On this trip we will discover the work of internationally renowned Spanish architects such as Juan Navarro Baldeweg, Cruz & Ortiz, Nieto Sobejano or Paredes Perdrosa. We will also be surprised by lesser known names such as Elisa Valero, Antonio Jiménez Torrecillas, Victor Lopez Cotelo or Alejandro Munoz Miranda.
The trip will be built around the 2 major centers: Cordoba and Granada.
It will be an exploration of the contemporary intertwining of new and old sometimes with panache, sometimes in humble respect for the rich history. Sometimes a dialogue is entered into, sometimes you think, “fuck the context?”.
Cordoba | Medina Azahara | °936-940
Cordoba | Medinat al-Zahra Museum | Nieto Sobejano Arquitectos | 2009
Cordoba | City of Justice | Mecanoo | 2014
Cordoba | Centro Abierto de Actividades Ciudadanas | Paredes Pino | 2010
Cordoba | Public Library | Paredes Pedrosa Arquitectos | 2021
Cordoba |Teatro Góngora transformation | Rafael de la Hoz Arq. | 2014
Cordoba |Mezquita & Cathedral
Cordoba | Centro de Recepción de Visitantes | Juan Cuenca Montilla | 2011
Cordoba | Alcazar of the Christian Monarchs
Cordoba| Puente de Miraflores | CHS arquitectos | 2004
Cordoba | Centro de Arte Contemporáneo C3A | Nieto Sobejano Arq. | 2013
Cordoba | Baños del Alcázar Califal restauration |Francisco Torres Martinez|2002
Cordoba | Museo Arqueologico | IDOM-ACXT, Soler Rodriguez Arquitectos, Pau Soler, Joaquin Lizasoain
Cordoba | Palacio de Congresos Rehab | LAP arquitectos |2020
Granada | Centro Federico García Lorca | MX-SI
Granada | Catedral | Diego de Siloé |1505-1704
Granada | Palacio de la Madraza |Sultan Yusuf / Pedro Salmeron Escobar | 1349 & 2014
Granada | Alhambra y Generalife
Granada | Museo de Bellas Artes | Antonio Jiménez Torrecillas | 2008
Granada | Fundación Rodríguez-Acosta |Ramón Santa |1916-1930
Granada | Escuela Técnica Superior de Arquitectura |Victor Lopez Cotelo | 2015
Granada | Educational Centre in El Chaparral | Alejandro Munoz Miranda | 2013
Granada | Biblioteca de Ciencias | Cruz & Ortiz | 2006-2017
Granada | Elisa Valero Studio| Elisa Valero | 2009
Granada | Business Confederation | Alejandro Munoz Miranda | 2007
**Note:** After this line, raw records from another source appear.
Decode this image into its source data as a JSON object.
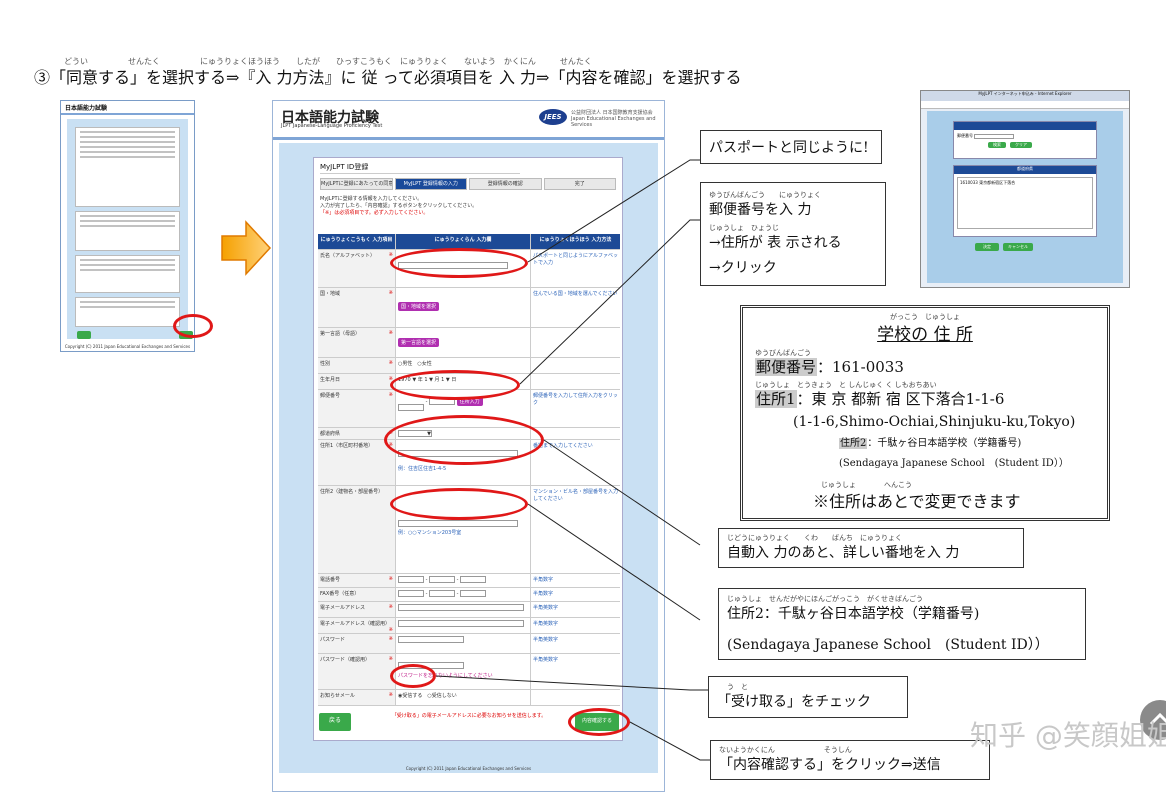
{
  "header": {
    "step_marker": "③",
    "instruction": "「同意する」を選択する⇒『入 力方法』に 従 って必須項目を 入 力⇒「内容を確認」を選択する",
    "ruby": "どうい　　　　　せんたく　　　　　にゅうりょくほうほう　　したが　　ひっすこうもく　にゅうりょく　　ないよう　かくにん　　　せんたく"
  },
  "thumbnail": {
    "logo": "日本語能力試験",
    "footer": "Copyright (C) 2011 Japan Educational Exchanges and Services"
  },
  "form_screenshot": {
    "logo": "日本語能力試験",
    "sublogo": "JLPT Japanese-Language Proficiency Test",
    "jees_badge": "JEES",
    "jees_org": "公益財団法人 日本国際教育支援協会 Japan Educational Exchanges and Services",
    "panel_title": "MyJLPT ID登録",
    "steps": [
      "MyJLPTに登録にあたっての同意事項",
      "MyJLPT 登録情報の入力",
      "登録情報の確認",
      "完了"
    ],
    "intro_line1": "MyJLPTに登録する情報を入力してください。",
    "intro_line2": "入力が完了したら、「内容確認」するボタンをクリックしてください。",
    "intro_required": "「※」は必須項目です。必ず入力してください。",
    "table_headers": [
      "にゅうりょくこうもく 入力項目",
      "にゅうりょくらん 入力欄",
      "にゅうりょくほうほう 入力方法"
    ],
    "rows": [
      {
        "label": "氏名（アルファベット）",
        "note": "パスポートと同じようにアルファベットで入力"
      },
      {
        "label": "国・地域",
        "button": "国・地域を選択",
        "note": "住んでいる国・地域を選んでください"
      },
      {
        "label": "第一言語（母語）",
        "button": "第一言語を選択",
        "note": ""
      },
      {
        "label": "性別",
        "options": "○男性　○女性",
        "note": ""
      },
      {
        "label": "生年月日",
        "value": "1970 ▼ 年 1 ▼ 月 1 ▼ 日",
        "note": ""
      },
      {
        "label": "郵便番号",
        "button": "住所入力",
        "note": "郵便番号を入力して住所入力をクリック"
      },
      {
        "label": "都道府県",
        "value": "▼",
        "note": ""
      },
      {
        "label": "住所1（市区町村番地）",
        "sample": "例：住吉区住吉1-4-5",
        "note": "番地まで入力してください"
      },
      {
        "label": "住所2（建物名・部屋番号）",
        "sample": "例：○○マンション203号室",
        "note": "マンション・ビル名・部屋番号を入力してください"
      },
      {
        "label": "電話番号",
        "note": "半角数字"
      },
      {
        "label": "FAX番号（任意）",
        "note": "半角数字"
      },
      {
        "label": "電子メールアドレス",
        "note": "半角英数字"
      },
      {
        "label": "電子メールアドレス（確認用）",
        "note": "半角英数字"
      },
      {
        "label": "パスワード",
        "note": "半角英数字"
      },
      {
        "label": "パスワード（確認用）",
        "warning": "パスワードを忘れないようにしてください",
        "note": "半角英数字"
      },
      {
        "label": "お知らせメール",
        "options": "◉受信する　○受信しない",
        "note": ""
      }
    ],
    "notice": "「受け取る」の電子メールアドレスに必要なお知らせを送信します。",
    "back_button": "戻る",
    "confirm_button": "内容確認する",
    "copyright": "Copyright (C) 2011 Japan Educational Exchanges and Services"
  },
  "callouts": {
    "passport": "パスポートと同じように!",
    "postal_line1": "郵便番号を入 力",
    "postal_line1_ruby": "ゆうびんばんごう　　にゅうりょく",
    "postal_line2": "→住所が 表 示される",
    "postal_line2_ruby": "じゅうしょ　ひょうじ",
    "postal_line3": "→クリック",
    "detail": "自動入 力のあと、詳しい番地を入 力",
    "detail_ruby": "じどうにゅうりょく　　くわ　　ばんち　にゅうりょく",
    "addr2_line1": "住所2：千駄ヶ谷日本語学校（学籍番号)",
    "addr2_ruby": "じゅうしょ　せんだがやにほんごがっこう　がくせきばんごう",
    "addr2_line2": "(Sendagaya Japanese School　(Student ID））",
    "receive": "「受け取る」をチェック",
    "receive_ruby": "う　と",
    "confirm": "「内容確認する」をクリック⇒送信",
    "confirm_ruby": "ないようかくにん　　　　　　　そうしん"
  },
  "ie_window": {
    "title": "MyJLPT インターネット申込み - Internet Explorer",
    "label1": "郵便番号",
    "label2": "都道府県",
    "button1": "検索",
    "button2": "クリア",
    "ok": "決定",
    "cancel": "キャンセル",
    "result": "1610033 東京都新宿区下落合"
  },
  "school_address": {
    "title": "学校の 住 所",
    "title_ruby": "がっこう　じゅうしょ",
    "postal_label": "郵便番号",
    "postal_ruby": "ゆうびんばんごう",
    "postal_value": "：161-0033",
    "addr1_label": "住所1",
    "addr1_ruby": "じゅうしょ　とうきょう　と しんじゅく く しもおちあい",
    "addr1_value": "：東 京 都新 宿 区下落合1-1-6",
    "addr1_roman": "(1-1-6,Shimo-Ochiai,Shinjuku-ku,Tokyo)",
    "addr2_label": "住所2",
    "addr2_value": "：千駄ヶ谷日本語学校（学籍番号)",
    "addr2_roman": "(Sendagaya Japanese School　(Student ID））",
    "note": "※住所はあとで変更できます",
    "note_ruby": "じゅうしょ　　　　へんこう"
  },
  "watermark": "知乎 @笑顔姐姐"
}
Granada | Metro Alcázar Genil | Antonio Jiménez Torrecillas | 2017
Granada | Centro José Guerrero | Antonio Jiménez Torrecillas | 2003
Granada | Fundacion Medina |Ramón Fernández-Alonso y Asociados | 2011
ON THE WAY